Survey Claims Better Results from Participant Advice

February 22, 2011 ( – The sampling size was small, but a recent study found that participants who got financial advice held more funds, and enjoyed a higher rate of return than those who didn’t.


The study of 401(k) participants at twelve Midwest mid-size firms conducted by Francis Investment Counsel found that participants in the sampling who received financial advice held an average of 8.67 funds versus 4.98 funds for those who did not receive advice.  In addition, those who received financial advice achieved a 3-year annualized rate of return ending 6/30/10 that was an average 2.67 percentage points better than those who did not receive advice. 

Moreover, the average account balance for participants who utilized financial advice was $107,558 vs. $44,178 for those who did not.  Francis Investment Counsel LLC – a fee-only Registered Investment Advisor – retrieved personal rate of return and number of funds held from recordkeepers, according to a press release. 

“This survey demonstrates that face–to-face, one-on-one advice has a meaningful impact on participant returns,” said Kelli Send, Senior Vice President of Francis Investment Counsel LLC.  “As companies seek ways to help their employees better prepare for a comfortable retirement, this study suggests offering personalized education and advice is effective.”  A recent study by Hewitt found that 51% of respondents want one-on-one advice, while only 23% prefer an online tool. 

The twelve Midwest mid-size firms included in the study represent over 7,400 plan participants.  Of these, a random sampling of approximately 25% of plan participants maintaining account balances was drawn for the survey.  These individuals were split into two study groups: those who had utilized Francis Investment Counsel one-on-one participant advisory services and those who did not.  Those who received advice earned an average 3-year annualized rate of return 2.67 percentage points better than those who did not receive advice. 

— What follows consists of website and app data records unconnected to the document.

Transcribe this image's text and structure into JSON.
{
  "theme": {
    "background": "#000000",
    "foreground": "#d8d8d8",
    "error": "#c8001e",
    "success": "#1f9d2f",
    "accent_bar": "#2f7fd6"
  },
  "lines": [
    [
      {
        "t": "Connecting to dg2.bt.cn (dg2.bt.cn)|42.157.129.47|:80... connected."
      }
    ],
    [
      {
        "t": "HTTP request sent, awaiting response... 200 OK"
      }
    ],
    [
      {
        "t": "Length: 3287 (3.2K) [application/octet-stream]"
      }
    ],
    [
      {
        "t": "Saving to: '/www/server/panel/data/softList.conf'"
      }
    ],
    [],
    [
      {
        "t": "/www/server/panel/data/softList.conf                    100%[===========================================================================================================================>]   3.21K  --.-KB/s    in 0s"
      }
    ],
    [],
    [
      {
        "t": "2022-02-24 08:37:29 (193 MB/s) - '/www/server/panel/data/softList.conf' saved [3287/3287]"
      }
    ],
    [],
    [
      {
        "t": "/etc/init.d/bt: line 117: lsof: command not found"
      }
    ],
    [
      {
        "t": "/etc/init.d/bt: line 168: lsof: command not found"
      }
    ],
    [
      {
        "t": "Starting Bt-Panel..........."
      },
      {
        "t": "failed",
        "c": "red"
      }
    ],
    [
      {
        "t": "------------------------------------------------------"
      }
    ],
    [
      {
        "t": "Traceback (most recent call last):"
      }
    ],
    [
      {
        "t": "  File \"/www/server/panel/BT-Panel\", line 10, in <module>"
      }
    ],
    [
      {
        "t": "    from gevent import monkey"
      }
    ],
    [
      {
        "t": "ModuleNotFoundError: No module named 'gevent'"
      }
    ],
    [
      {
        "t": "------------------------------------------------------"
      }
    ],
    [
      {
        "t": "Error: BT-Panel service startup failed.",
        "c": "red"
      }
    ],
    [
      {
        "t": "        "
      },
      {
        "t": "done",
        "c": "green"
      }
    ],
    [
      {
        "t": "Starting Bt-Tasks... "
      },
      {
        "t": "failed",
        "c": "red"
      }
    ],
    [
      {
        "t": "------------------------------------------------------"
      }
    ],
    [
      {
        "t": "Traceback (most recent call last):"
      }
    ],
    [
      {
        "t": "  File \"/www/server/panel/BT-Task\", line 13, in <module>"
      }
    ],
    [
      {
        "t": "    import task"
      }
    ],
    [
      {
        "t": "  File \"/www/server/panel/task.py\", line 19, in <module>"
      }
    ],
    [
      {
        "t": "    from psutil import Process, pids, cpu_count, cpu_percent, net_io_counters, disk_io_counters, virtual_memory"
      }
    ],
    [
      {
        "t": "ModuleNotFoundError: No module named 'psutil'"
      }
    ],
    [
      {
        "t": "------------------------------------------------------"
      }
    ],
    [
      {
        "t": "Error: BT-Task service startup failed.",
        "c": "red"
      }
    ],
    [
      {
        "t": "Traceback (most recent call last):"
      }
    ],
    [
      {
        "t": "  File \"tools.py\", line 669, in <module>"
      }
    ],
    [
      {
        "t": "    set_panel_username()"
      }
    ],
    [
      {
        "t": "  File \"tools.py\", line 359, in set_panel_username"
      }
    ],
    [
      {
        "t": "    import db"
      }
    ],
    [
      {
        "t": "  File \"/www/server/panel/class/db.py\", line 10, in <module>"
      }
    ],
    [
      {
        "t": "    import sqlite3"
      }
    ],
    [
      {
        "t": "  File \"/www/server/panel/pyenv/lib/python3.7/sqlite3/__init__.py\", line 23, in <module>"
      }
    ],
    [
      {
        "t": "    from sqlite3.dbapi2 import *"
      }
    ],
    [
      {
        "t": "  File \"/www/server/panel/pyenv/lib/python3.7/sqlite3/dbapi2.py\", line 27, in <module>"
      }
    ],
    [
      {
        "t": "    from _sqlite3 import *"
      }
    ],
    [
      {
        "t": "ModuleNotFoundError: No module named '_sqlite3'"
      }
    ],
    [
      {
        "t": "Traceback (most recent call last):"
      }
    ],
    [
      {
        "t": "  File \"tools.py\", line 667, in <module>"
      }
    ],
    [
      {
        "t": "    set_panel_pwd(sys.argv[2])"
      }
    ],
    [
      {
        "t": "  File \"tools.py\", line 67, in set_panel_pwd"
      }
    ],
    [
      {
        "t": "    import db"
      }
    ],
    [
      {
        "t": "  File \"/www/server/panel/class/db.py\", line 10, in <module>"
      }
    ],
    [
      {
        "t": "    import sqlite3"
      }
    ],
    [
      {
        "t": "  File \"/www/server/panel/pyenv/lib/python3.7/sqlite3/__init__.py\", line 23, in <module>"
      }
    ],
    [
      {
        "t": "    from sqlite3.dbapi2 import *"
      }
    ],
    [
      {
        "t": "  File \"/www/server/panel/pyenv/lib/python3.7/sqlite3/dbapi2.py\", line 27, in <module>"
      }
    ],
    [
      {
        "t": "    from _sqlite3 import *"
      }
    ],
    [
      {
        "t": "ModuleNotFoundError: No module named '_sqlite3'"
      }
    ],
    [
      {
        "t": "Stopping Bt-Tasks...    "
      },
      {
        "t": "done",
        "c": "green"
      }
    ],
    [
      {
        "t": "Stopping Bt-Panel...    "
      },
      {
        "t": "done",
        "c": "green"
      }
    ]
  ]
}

“The numbers tell us that participants with larger account balances are the ones who seek out advice, which helps them continue to move ahead,” said Kelli Send, Senior Vice President, in a press release.  “However, the study results argue advice for all will improve diversification and performance.”